The reason developing devices from the mobile phone end is better is that because of its low power heritage, the battery is an easier concept to deal with. I can have more power, a longer battery life, a lighter battery. I can have more reliable products because I don't have to have a fan to go wrong, I can have more reliable products because it doesn't get as hot and therefore it's cheaper as well, fundamentally a lot cheaper. Therefore reliability, low cost, are sort of automatic derivatives from the mobile phone.
Another automatic derivative is connectivity. And the sort of built-in disposition of the designers to build a communication device rather than a display-based device. I know PCs are almost all connected to the internet now, but the connectivity is bolted on, it's not part of the design.
IDGNS: What's one technology trend that you would like to see take off next year or within the next few years?
East: If we had many more ARMs in washing machines next year, I'd be very happy with that. If you think about it, washing machines are not that boring. In 2006, there were ten billion electric motors shipped in the world, and 90 per cent of those electric motors could be twice as efficient as they were if they were changed into induction motors which you controlled by the induction field around the motors. But to do that kind of control, you need a complex control algorithm and for that you need to add something like a 32-bit microcontroller. So we see a huge potential for ARM in boring applications like enabling 90 per cent of the world's electric motors.
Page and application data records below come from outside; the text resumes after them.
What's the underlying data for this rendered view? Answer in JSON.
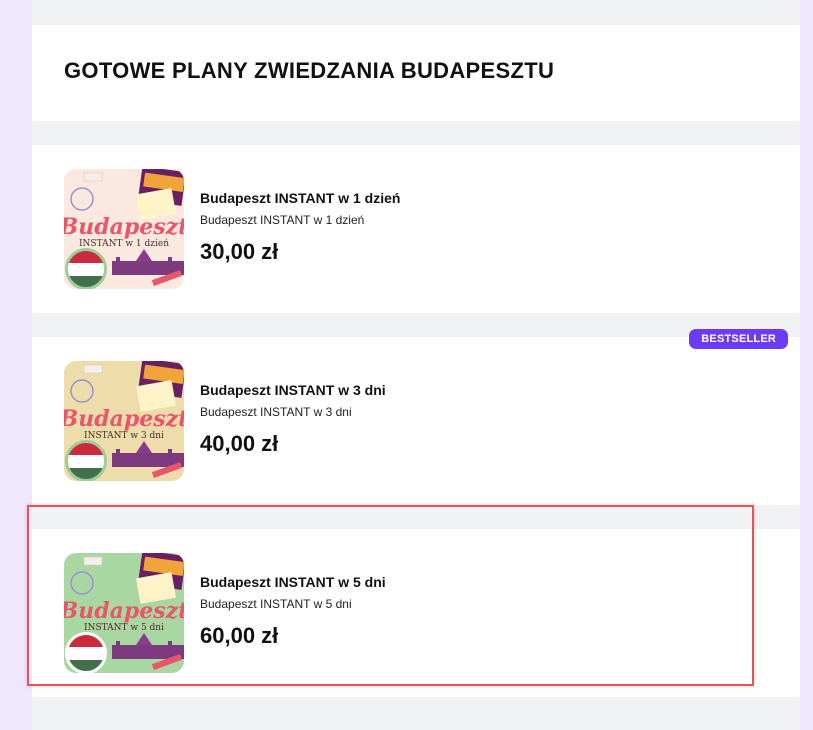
{
  "section": {
    "title": "GOTOWE PLANY ZWIEDZANIA BUDAPESZTU"
  },
  "products": [
    {
      "title": "Budapeszt INSTANT w 1 dzień",
      "subtitle": "Budapeszt INSTANT w 1 dzień",
      "price": "30,00 zł",
      "thumb": {
        "heading": "Budapeszt",
        "caption": "INSTANT w 1 dzień",
        "bg": "#fbe8de",
        "icon": "hungary-flag-icon"
      },
      "badge": ""
    },
    {
      "title": "Budapeszt INSTANT w 3 dni",
      "subtitle": "Budapeszt INSTANT w 3 dni",
      "price": "40,00 zł",
      "thumb": {
        "heading": "Budapeszt",
        "caption": "INSTANT w 3 dni",
        "bg": "#eedcaa",
        "icon": "hungary-flag-icon"
      },
      "badge": "BESTSELLER"
    },
    {
      "title": "Budapeszt INSTANT w 5 dni",
      "subtitle": "Budapeszt INSTANT w 5 dni",
      "price": "60,00 zł",
      "thumb": {
        "heading": "Budapeszt",
        "caption": "INSTANT w 5 dni",
        "bg": "#a9d7a1",
        "icon": "hungary-flag-icon"
      },
      "badge": ""
    }
  ],
  "colors": {
    "page_bg": "#efe7fb",
    "column_bg": "#f1f2f4",
    "badge": "#6c3bf5",
    "highlight": "#e05555",
    "flag_red": "#cd2a3e",
    "flag_green": "#436f4d",
    "thumb_text": "#e8566b"
  }
}
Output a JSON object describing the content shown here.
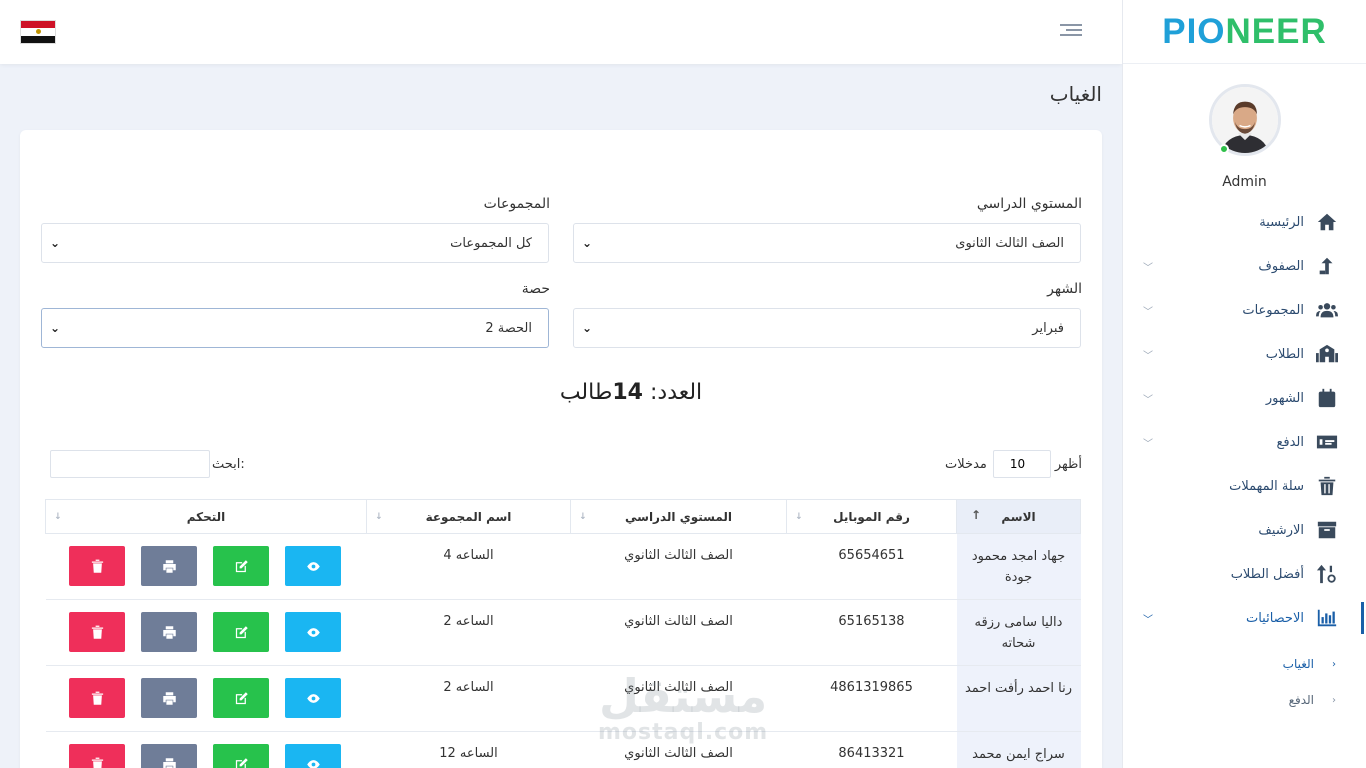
{
  "brand": {
    "part1": "PIO",
    "part2": "NEER"
  },
  "profile": {
    "name": "Admin"
  },
  "menu": [
    {
      "label": "الرئيسية",
      "icon": "home-icon",
      "chevron": false
    },
    {
      "label": "الصفوف",
      "icon": "arrow-up-icon",
      "chevron": true
    },
    {
      "label": "المجموعات",
      "icon": "users-icon",
      "chevron": true
    },
    {
      "label": "الطلاب",
      "icon": "school-icon",
      "chevron": true
    },
    {
      "label": "الشهور",
      "icon": "calendar-icon",
      "chevron": true
    },
    {
      "label": "الدفع",
      "icon": "money-icon",
      "chevron": true
    },
    {
      "label": "سلة المهملات",
      "icon": "trash-icon",
      "chevron": false
    },
    {
      "label": "الارشيف",
      "icon": "archive-icon",
      "chevron": false
    },
    {
      "label": "أفضل الطلاب",
      "icon": "sort-icon",
      "chevron": false
    },
    {
      "label": "الاحصائيات",
      "icon": "chart-icon",
      "chevron": true,
      "active": true
    }
  ],
  "submenu": [
    {
      "label": "الغياب",
      "active": true
    },
    {
      "label": "الدفع",
      "active": false
    }
  ],
  "page": {
    "title": "الغياب"
  },
  "filters": {
    "level_label": "المستوي الدراسي",
    "level_value": "الصف الثالث الثانوى",
    "groups_label": "المجموعات",
    "groups_value": "كل المجموعات",
    "month_label": "الشهر",
    "month_value": "فبراير",
    "session_label": "حصة",
    "session_value": "الحصة 2"
  },
  "count": {
    "prefix": "العدد:",
    "number": "14",
    "suffix": "طالب"
  },
  "table_controls": {
    "show_label": "أظهر",
    "show_value": "10",
    "entries_label": "مدخلات",
    "search_label": "ابحث:"
  },
  "table": {
    "headers": [
      "الاسم",
      "رقم الموبايل",
      "المستوي الدراسي",
      "اسم المجموعة",
      "التحكم"
    ],
    "rows": [
      {
        "name": "جهاد امجد محمود جودة",
        "phone": "65654651",
        "level": "الصف الثالث الثانوي",
        "group": "الساعه 4"
      },
      {
        "name": "داليا سامى رزقه شحاته",
        "phone": "65165138",
        "level": "الصف الثالث الثانوي",
        "group": "الساعه 2"
      },
      {
        "name": "رنا احمد رأفت احمد",
        "phone": "4861319865",
        "level": "الصف الثالث الثانوي",
        "group": "الساعه 2"
      },
      {
        "name": "سراج ايمن محمد",
        "phone": "86413321",
        "level": "الصف الثالث الثانوي",
        "group": "الساعه 12"
      }
    ]
  },
  "watermark": {
    "line1": "مستقل",
    "line2": "mostaql.com"
  },
  "colors": {
    "view": "#1ab6f2",
    "edit": "#27c24c",
    "print": "#6f7d98",
    "delete": "#ef2f5a",
    "accent": "#1a5fa8"
  }
}
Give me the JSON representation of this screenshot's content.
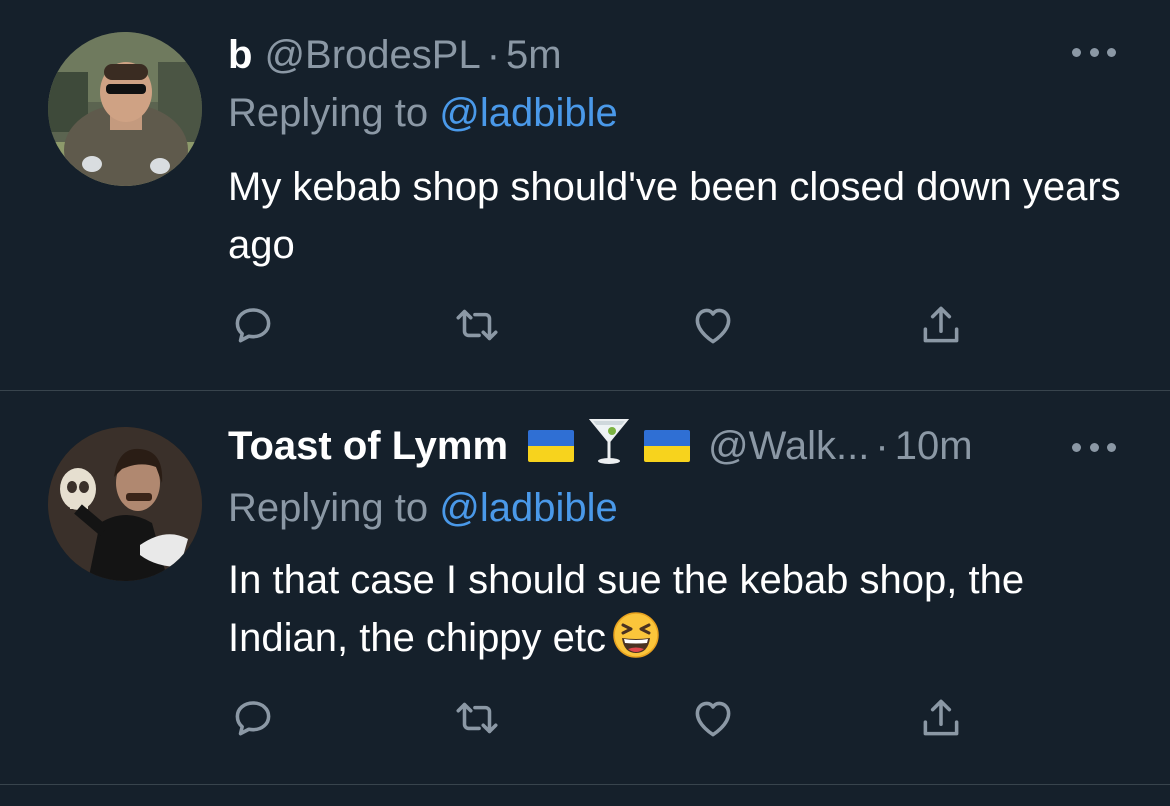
{
  "tweets": [
    {
      "display_name": "b",
      "handle": "@BrodesPL",
      "separator": "·",
      "time": "5m",
      "replying_prefix": "Replying to ",
      "replying_to": "@ladbible",
      "text": "My kebab shop should've been closed down years ago",
      "avatar_icon": "profile-photo",
      "actions": [
        "reply-icon",
        "retweet-icon",
        "like-icon",
        "share-icon"
      ]
    },
    {
      "display_name": "Toast of Lymm",
      "name_emoji": [
        "ukraine-flag",
        "cocktail-glass",
        "ukraine-flag"
      ],
      "handle": "@Walk...",
      "separator": "·",
      "time": "10m",
      "replying_prefix": "Replying to ",
      "replying_to": "@ladbible",
      "text": "In that case I should sue the kebab shop, the Indian, the chippy etc",
      "text_emoji": "grinning-squinting-face",
      "avatar_icon": "profile-photo",
      "actions": [
        "reply-icon",
        "retweet-icon",
        "like-icon",
        "share-icon"
      ]
    }
  ],
  "colors": {
    "background": "#15202b",
    "text_primary": "#ffffff",
    "text_secondary": "#8b98a5",
    "link": "#4a99e9",
    "divider": "#38444d"
  }
}
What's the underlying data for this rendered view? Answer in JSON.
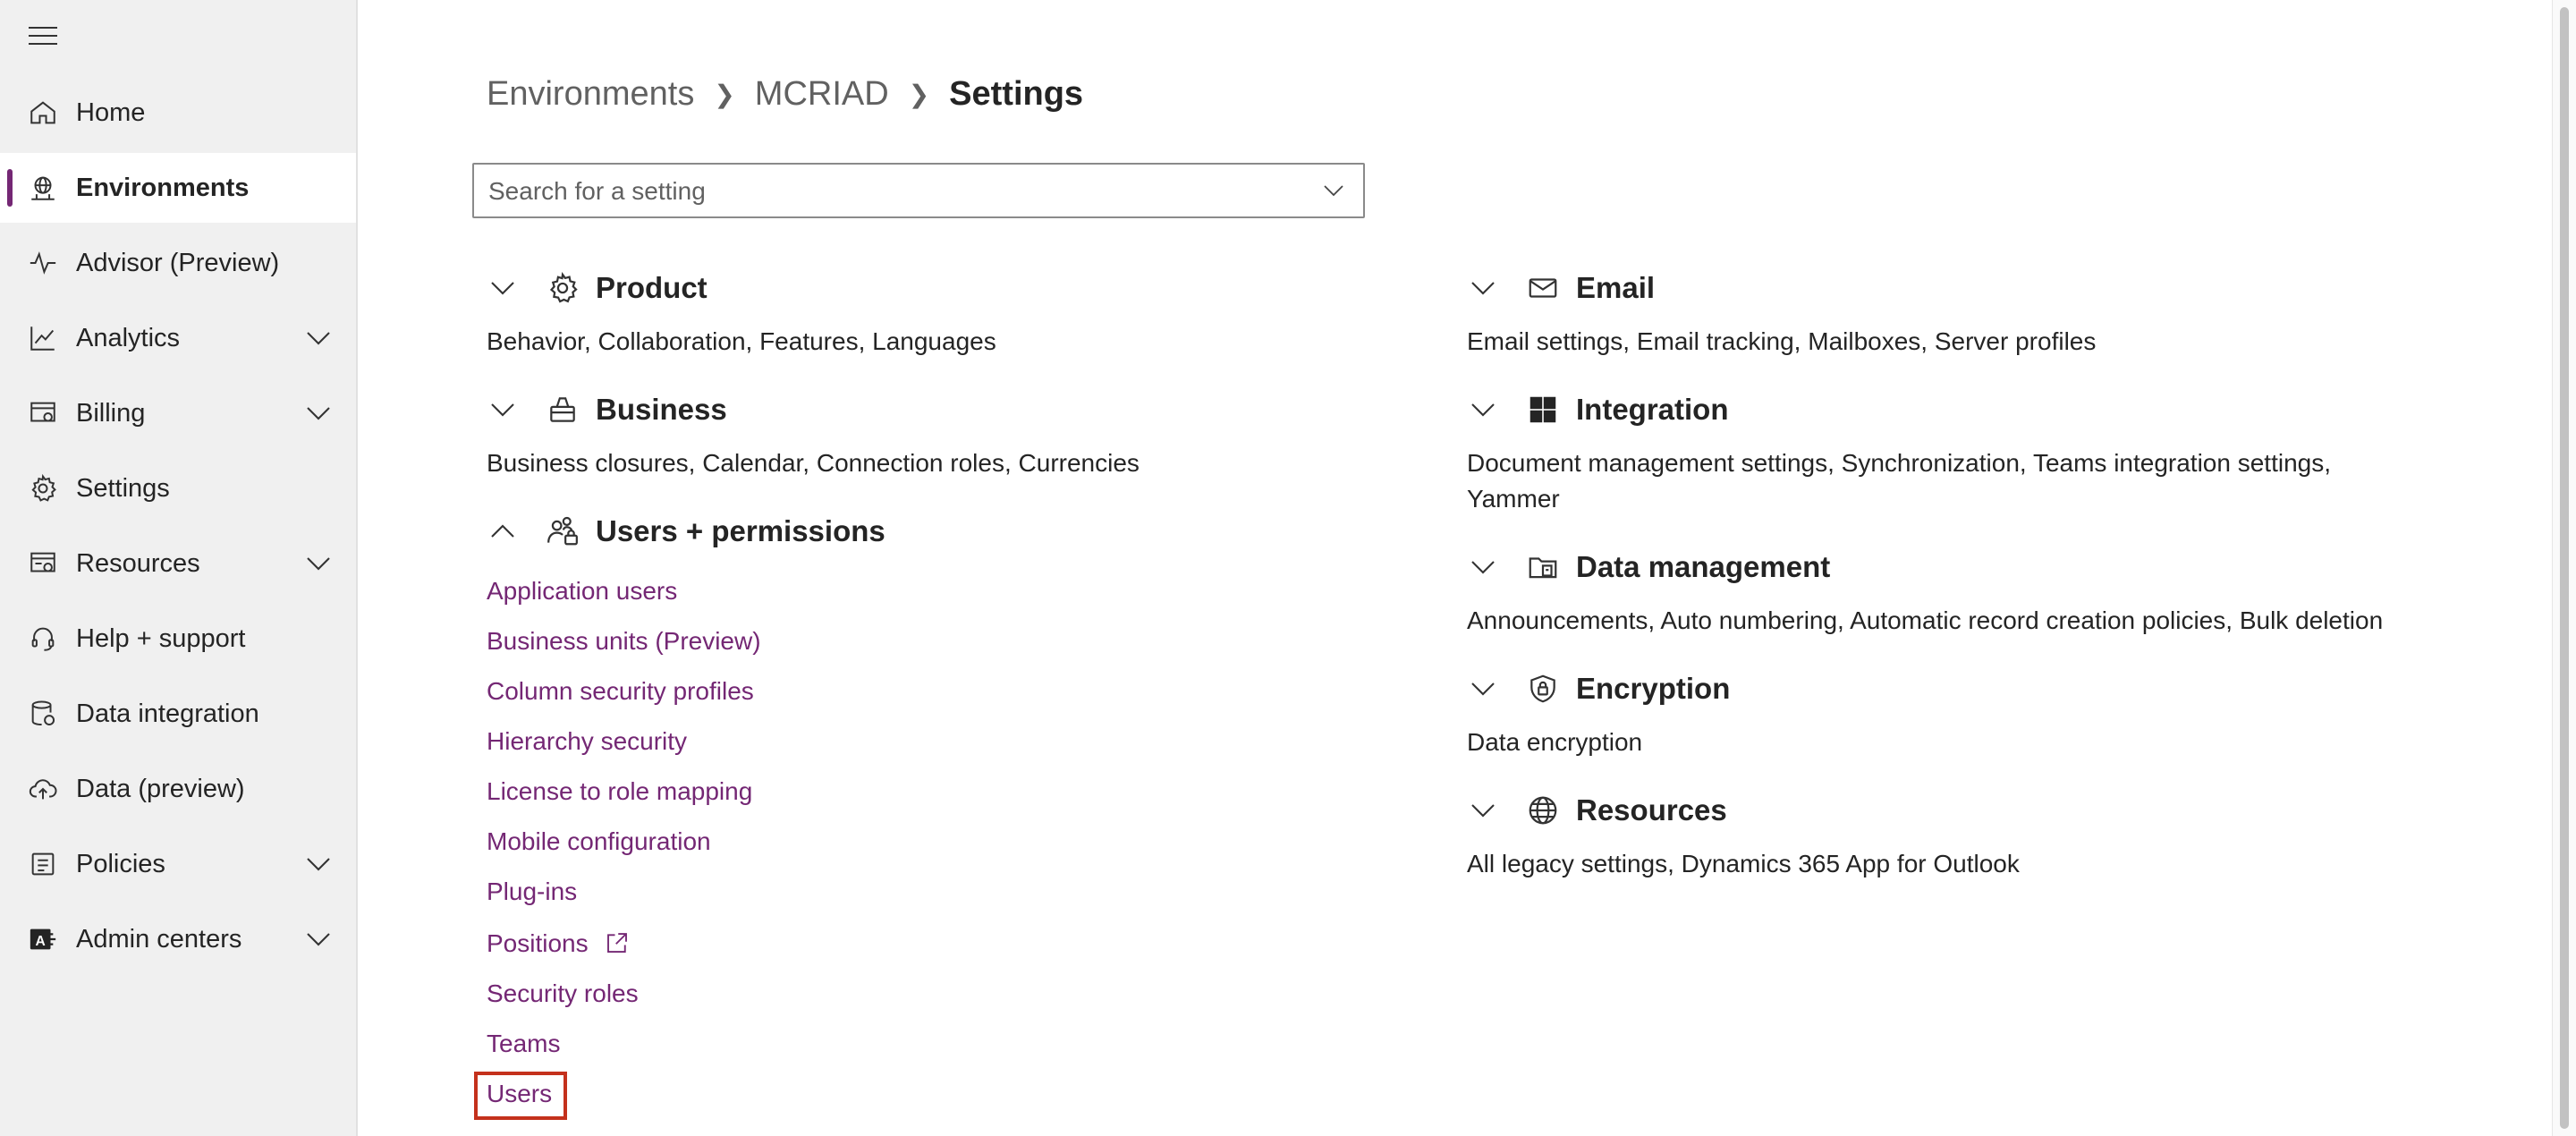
{
  "sidebar": {
    "items": [
      {
        "label": "Home",
        "icon": "home-icon",
        "expandable": false,
        "active": false
      },
      {
        "label": "Environments",
        "icon": "environments-icon",
        "expandable": false,
        "active": true
      },
      {
        "label": "Advisor (Preview)",
        "icon": "pulse-icon",
        "expandable": false,
        "active": false
      },
      {
        "label": "Analytics",
        "icon": "chart-line-icon",
        "expandable": true,
        "active": false
      },
      {
        "label": "Billing",
        "icon": "billing-icon",
        "expandable": true,
        "active": false
      },
      {
        "label": "Settings",
        "icon": "gear-icon",
        "expandable": false,
        "active": false
      },
      {
        "label": "Resources",
        "icon": "resources-icon",
        "expandable": true,
        "active": false
      },
      {
        "label": "Help + support",
        "icon": "headset-icon",
        "expandable": false,
        "active": false
      },
      {
        "label": "Data integration",
        "icon": "database-icon",
        "expandable": false,
        "active": false
      },
      {
        "label": "Data (preview)",
        "icon": "cloud-upload-icon",
        "expandable": false,
        "active": false
      },
      {
        "label": "Policies",
        "icon": "shield-icon",
        "expandable": true,
        "active": false
      },
      {
        "label": "Admin centers",
        "icon": "admin-centers-icon",
        "expandable": true,
        "active": false
      }
    ]
  },
  "breadcrumb": [
    "Environments",
    "MCRIAD",
    "Settings"
  ],
  "search": {
    "placeholder": "Search for a setting"
  },
  "sections_left": [
    {
      "title": "Product",
      "icon": "gear-icon",
      "expanded": false,
      "desc": "Behavior, Collaboration, Features, Languages"
    },
    {
      "title": "Business",
      "icon": "briefcase-icon",
      "expanded": false,
      "desc": "Business closures, Calendar, Connection roles, Currencies"
    },
    {
      "title": "Users + permissions",
      "icon": "people-lock-icon",
      "expanded": true,
      "links": [
        "Application users",
        "Business units (Preview)",
        "Column security profiles",
        "Hierarchy security",
        "License to role mapping",
        "Mobile configuration",
        "Plug-ins",
        "Positions",
        "Security roles",
        "Teams",
        "Users"
      ]
    }
  ],
  "sections_right": [
    {
      "title": "Email",
      "icon": "mail-icon",
      "expanded": false,
      "desc": "Email settings, Email tracking, Mailboxes, Server profiles"
    },
    {
      "title": "Integration",
      "icon": "windows-icon",
      "expanded": false,
      "desc": "Document management settings, Synchronization, Teams integration settings, Yammer"
    },
    {
      "title": "Data management",
      "icon": "data-management-icon",
      "expanded": false,
      "desc": "Announcements, Auto numbering, Automatic record creation policies, Bulk deletion"
    },
    {
      "title": "Encryption",
      "icon": "shield-lock-icon",
      "expanded": false,
      "desc": "Data encryption"
    },
    {
      "title": "Resources",
      "icon": "globe-icon",
      "expanded": false,
      "desc": "All legacy settings, Dynamics 365 App for Outlook"
    }
  ],
  "colors": {
    "accent": "#742774",
    "highlight": "#c4311c"
  }
}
[Adding a microcontroller makes] it twice as efficient, so that's a lot of energy savings. We deploy electric motors everywhere. You don't think about it, but they're everywhere. We believe the energy issue is an important question. With people in so many countries, including emerging markets, deploying so many items with electric motors in them, we think that's an important issue.